Condo association denies plagiarism, says MCO history 'not copyrighted' - Loop North News:
Despite word-for-word duplication of two paragraphs from Marina City Online’s comprehensive history of Marina City to a 32-page soft-cover book recently published by Marina Towers Condominium Association, the condo association at Marina City denied wrongdoing late last week, claiming “MCO has not copyrighted” any of its text.
This is an interesting situation. I don't know what happened in Marina City, but as a university professor who reads student work all the time, I have noticed that there is far more plagiarism than there was in the past, and at the same time there is an increasing sense among the people who do it that there is nothing wrong with it. When I point out to a student that they have cut and pasted language directly from a US Supreme Court opinion into their student brief, with no attribution or quotation marks, they seem baffled to hear that this is plagiarism. They think they did nothing wrong and that I am being picky and petty when I call them on it. Why? I blame the ubiquity of the internet and the effortlessness that search engines like Google have introduced into the process of creating documents--which many people think is the same thing as writing.

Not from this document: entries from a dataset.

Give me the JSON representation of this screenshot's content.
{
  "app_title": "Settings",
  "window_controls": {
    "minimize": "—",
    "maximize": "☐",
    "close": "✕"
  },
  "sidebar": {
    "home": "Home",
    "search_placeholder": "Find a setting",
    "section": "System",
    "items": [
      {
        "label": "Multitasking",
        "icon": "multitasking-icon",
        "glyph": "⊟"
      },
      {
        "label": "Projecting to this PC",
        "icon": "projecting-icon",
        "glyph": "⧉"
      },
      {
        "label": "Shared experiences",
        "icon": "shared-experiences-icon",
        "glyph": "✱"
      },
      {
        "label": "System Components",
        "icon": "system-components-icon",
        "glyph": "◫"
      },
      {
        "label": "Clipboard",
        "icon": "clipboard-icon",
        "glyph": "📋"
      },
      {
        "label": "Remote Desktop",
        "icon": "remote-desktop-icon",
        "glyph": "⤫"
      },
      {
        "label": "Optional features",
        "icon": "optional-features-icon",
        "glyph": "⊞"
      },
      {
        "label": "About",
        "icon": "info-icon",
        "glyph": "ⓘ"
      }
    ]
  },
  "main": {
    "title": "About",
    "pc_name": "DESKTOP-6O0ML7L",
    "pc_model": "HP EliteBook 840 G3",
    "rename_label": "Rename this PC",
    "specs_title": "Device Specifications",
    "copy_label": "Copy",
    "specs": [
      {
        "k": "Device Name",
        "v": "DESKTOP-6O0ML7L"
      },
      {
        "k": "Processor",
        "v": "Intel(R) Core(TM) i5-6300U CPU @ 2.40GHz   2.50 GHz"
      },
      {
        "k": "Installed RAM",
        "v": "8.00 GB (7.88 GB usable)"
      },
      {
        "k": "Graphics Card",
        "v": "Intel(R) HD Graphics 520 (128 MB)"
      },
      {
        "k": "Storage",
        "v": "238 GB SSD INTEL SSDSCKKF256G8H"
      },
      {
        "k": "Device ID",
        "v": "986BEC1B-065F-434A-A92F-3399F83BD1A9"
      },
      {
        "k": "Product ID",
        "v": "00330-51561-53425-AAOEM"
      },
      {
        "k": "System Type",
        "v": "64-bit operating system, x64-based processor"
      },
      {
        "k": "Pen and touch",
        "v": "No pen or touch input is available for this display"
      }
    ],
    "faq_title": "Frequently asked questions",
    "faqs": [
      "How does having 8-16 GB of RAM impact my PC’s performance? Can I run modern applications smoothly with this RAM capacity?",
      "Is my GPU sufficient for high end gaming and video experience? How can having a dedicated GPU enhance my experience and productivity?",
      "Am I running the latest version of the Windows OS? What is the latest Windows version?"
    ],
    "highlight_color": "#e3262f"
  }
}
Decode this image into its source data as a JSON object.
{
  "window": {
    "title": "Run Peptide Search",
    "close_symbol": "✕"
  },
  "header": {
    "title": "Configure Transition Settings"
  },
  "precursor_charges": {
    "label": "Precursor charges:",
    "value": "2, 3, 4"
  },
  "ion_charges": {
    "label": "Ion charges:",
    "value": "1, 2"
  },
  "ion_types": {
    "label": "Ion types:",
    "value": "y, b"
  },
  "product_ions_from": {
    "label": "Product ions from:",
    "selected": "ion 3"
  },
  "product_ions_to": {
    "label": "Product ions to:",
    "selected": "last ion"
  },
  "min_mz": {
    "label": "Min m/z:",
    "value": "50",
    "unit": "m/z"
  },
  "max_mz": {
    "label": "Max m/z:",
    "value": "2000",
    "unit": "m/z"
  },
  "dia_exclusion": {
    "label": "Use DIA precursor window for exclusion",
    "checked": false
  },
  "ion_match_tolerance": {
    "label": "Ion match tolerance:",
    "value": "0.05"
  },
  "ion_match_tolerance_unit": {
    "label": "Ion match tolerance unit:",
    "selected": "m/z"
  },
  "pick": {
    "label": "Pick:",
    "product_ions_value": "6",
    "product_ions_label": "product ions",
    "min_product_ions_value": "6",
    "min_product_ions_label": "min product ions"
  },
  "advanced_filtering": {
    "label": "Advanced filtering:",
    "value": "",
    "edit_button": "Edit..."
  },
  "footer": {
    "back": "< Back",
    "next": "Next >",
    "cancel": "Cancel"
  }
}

I think it has become so easy to cut and paste text from online sources directly into documents that it seems normal and natural to many people. They think they are writing when all they are doing is cutting and pasting. The definition of "writing" seems to have gone through some Borg-like cultural metamorphosis in which authorship has been assimilated into the internet. But the definition of plagiarism hasn't changed, and in fact it is also easier to catch it now. So far, resistance is not futile.